The budget is just a little over a week old, and there’s been a huge amount of comment, there always is, before and after Budget Night. The entire process seems to last for months. So I won’t repeat what has already been said, but I did want to give a quick synopsis.

On Tuesday night, straight after the budget was delivered, I formed a view that many of the policies announced would impact the residential property market and that view firmed over the following few days.

Why I think this, really rests on four key points. Firstly while not directly part of the budget, the cut in interest rates, also on Tuesday, plus possibly more to come, will see mortgage rates stay at very low levels for the immediate future. I have read suggestions that rates could still be around 4% in 2020. Low rates will put a solid floor under the market and we should not overlook the fact that we have also maintained unemployment below 6% and this is another positive for market sentiment.

The second part of the mix concerns negative gearing and the fact that the Federal Government has now put the ongoing debate to rest, giving investors clear air. The market hates dithering policy areas and the seemingly endless debate was not welcome, so clarity will further boost activity.

The third policy area concerns the big changes to superannuation. The changes will start to re-shape investment patterns and if money is locked out of or made less attractive in superannuation, then more funds can be expected to flow into property.

Superannuation savings tend to be long-term and this sits well with property, although I suggest there will be an emerging focus on quality properties. Where apartment projects are concerned, prime locations will experience rising demand and so as a result I suggest that more defined sub-markets will develop with selective investment the key.

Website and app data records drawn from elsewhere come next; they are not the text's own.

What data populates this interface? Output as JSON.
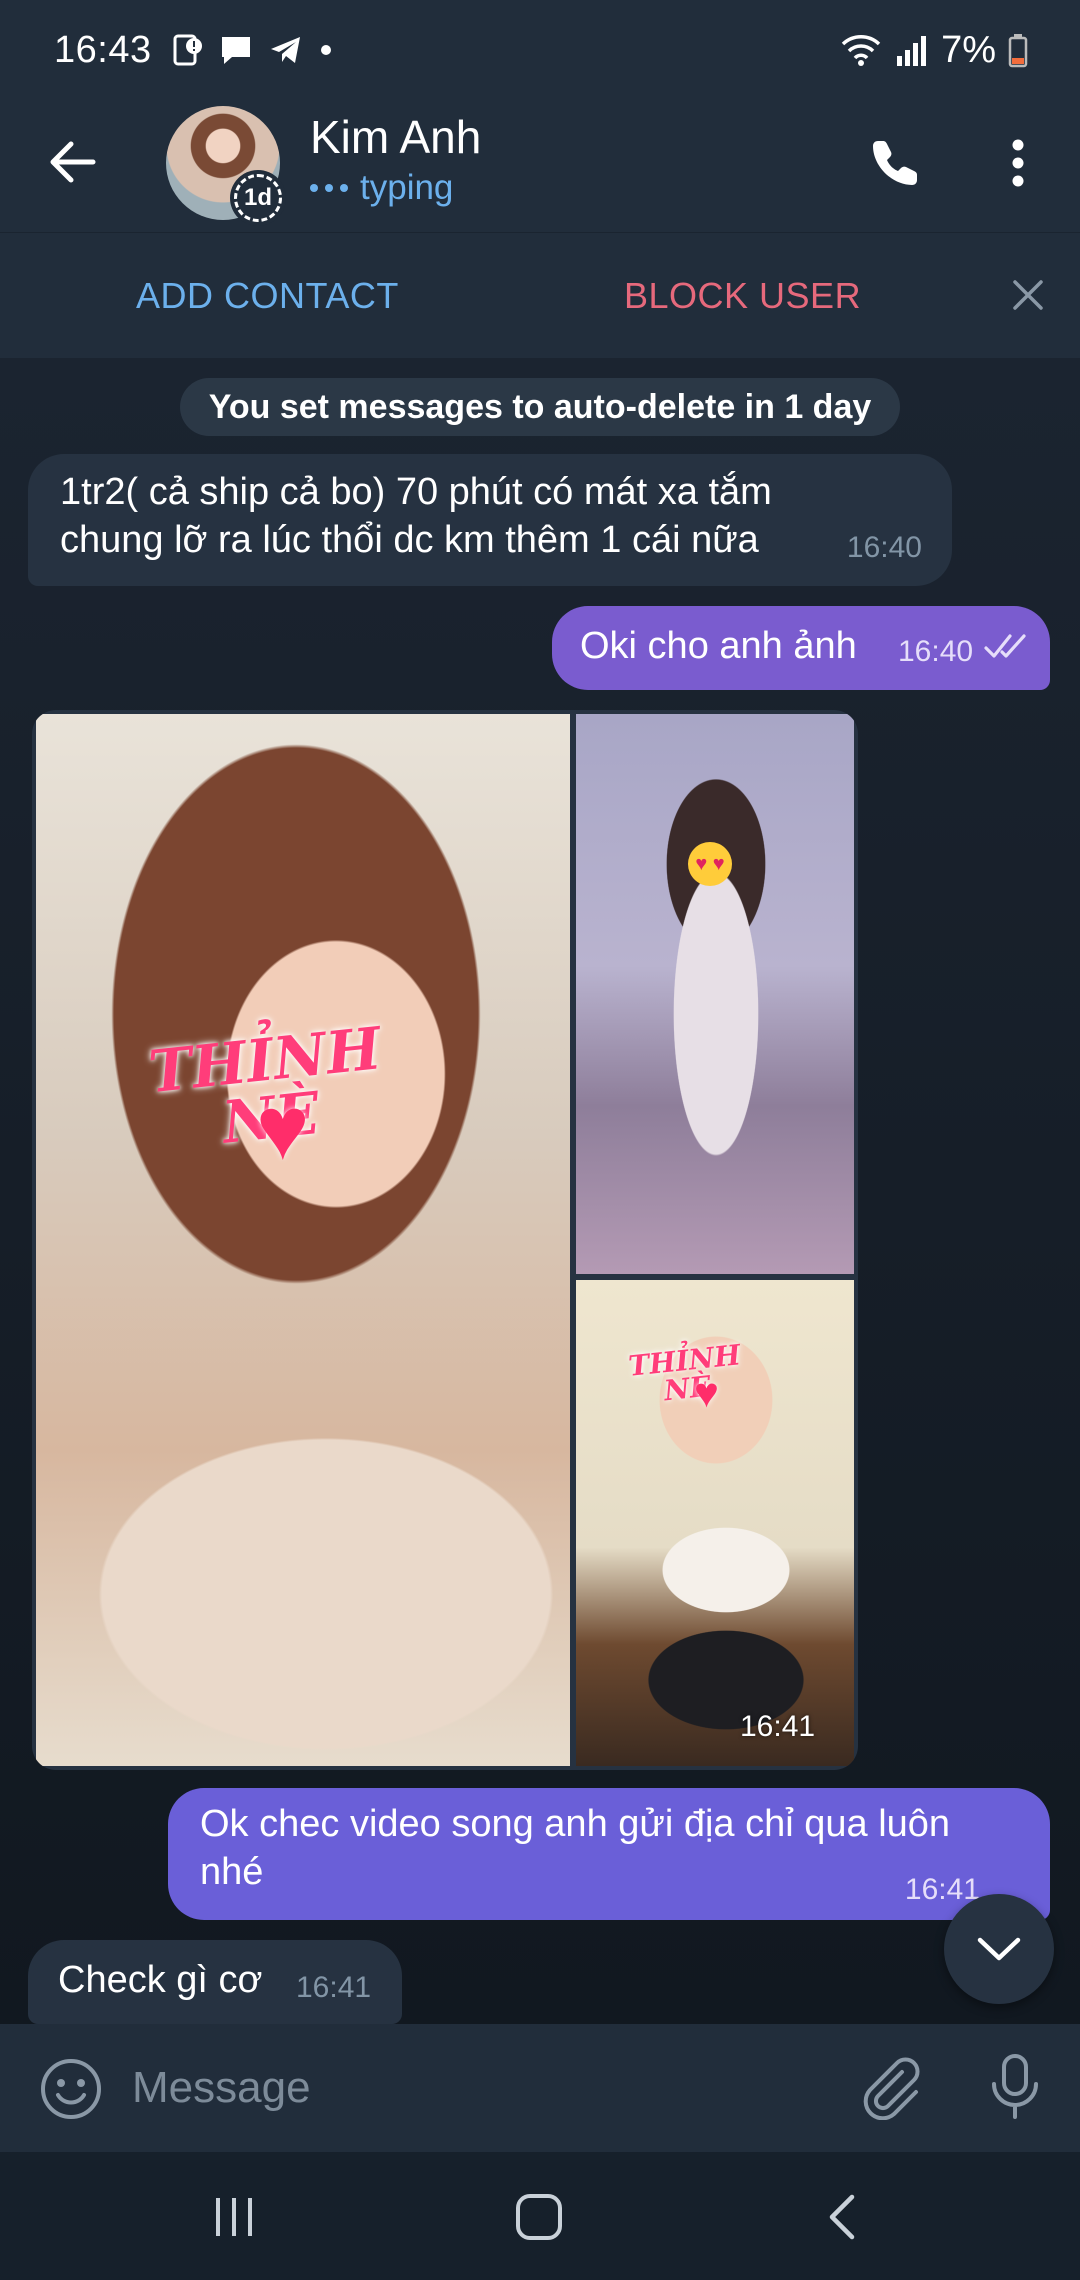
{
  "status_bar": {
    "time": "16:43",
    "battery": "7%",
    "notification_icons": [
      "sim-alert-icon",
      "chat-bubble-icon",
      "telegram-icon",
      "dot-icon"
    ],
    "system_icons": [
      "wifi-icon",
      "signal-icon",
      "battery-low-icon"
    ]
  },
  "header": {
    "contact_name": "Kim Anh",
    "status": "typing",
    "story_badge": "1d"
  },
  "action_bar": {
    "add_contact": "ADD CONTACT",
    "block_user": "BLOCK USER"
  },
  "chat": {
    "service_message": "You set messages to auto-delete in 1 day",
    "messages": [
      {
        "direction": "in",
        "text_line1": "1tr2( cả ship cả bo) 70 phút có mát xa tắm",
        "text_line2": "chung lỡ ra lúc thổi dc km thêm 1 cái nữa",
        "time": "16:40"
      },
      {
        "direction": "out",
        "text": "Oki cho anh ảnh",
        "time": "16:40",
        "read": true
      },
      {
        "direction": "in",
        "type": "album",
        "photo_count": 3,
        "sticker_main_line1": "THỈNH",
        "sticker_main_line2": "NÈ",
        "sticker_small_line1": "THỈNH",
        "sticker_small_line2": "NÈ",
        "time": "16:41"
      },
      {
        "direction": "out",
        "text_line1": "Ok chec video song anh gửi địa chỉ qua luôn",
        "text_line2": "nhé",
        "time": "16:41"
      },
      {
        "direction": "in",
        "text": "Check gì cơ",
        "time": "16:41"
      }
    ]
  },
  "input": {
    "placeholder": "Message",
    "value": ""
  },
  "colors": {
    "background": "#1d2733",
    "header": "#212d3b",
    "incoming_bubble": "#263241",
    "outgoing_bubble": "#7a5ccf",
    "accent_blue": "#6cb0ec",
    "danger_red": "#e6697c"
  }
}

Additional funds flowing into property will appeal to many investors as a direct means of creating additional income and the potential for capital gains, made more attractive because of the level of personal control that such investments have always offered.

My final observation concerns the impact of possible shifts in the labour market brought about by a big increase of infrastructure projects. As we saw during the mining boom, demand for labour tends to pull resources from the local construction sector. If a lot of big projects repeat this pattern we may see labour become tighter in the housing sector and this could slow the delivery of new supply. Labour in the housing market is often contractor and casual and so is very mobile and such a flow on impact cannot be discounted.

Post budget this combination of facts tends to point to a stronger outlook for property markets in the second half of 2016.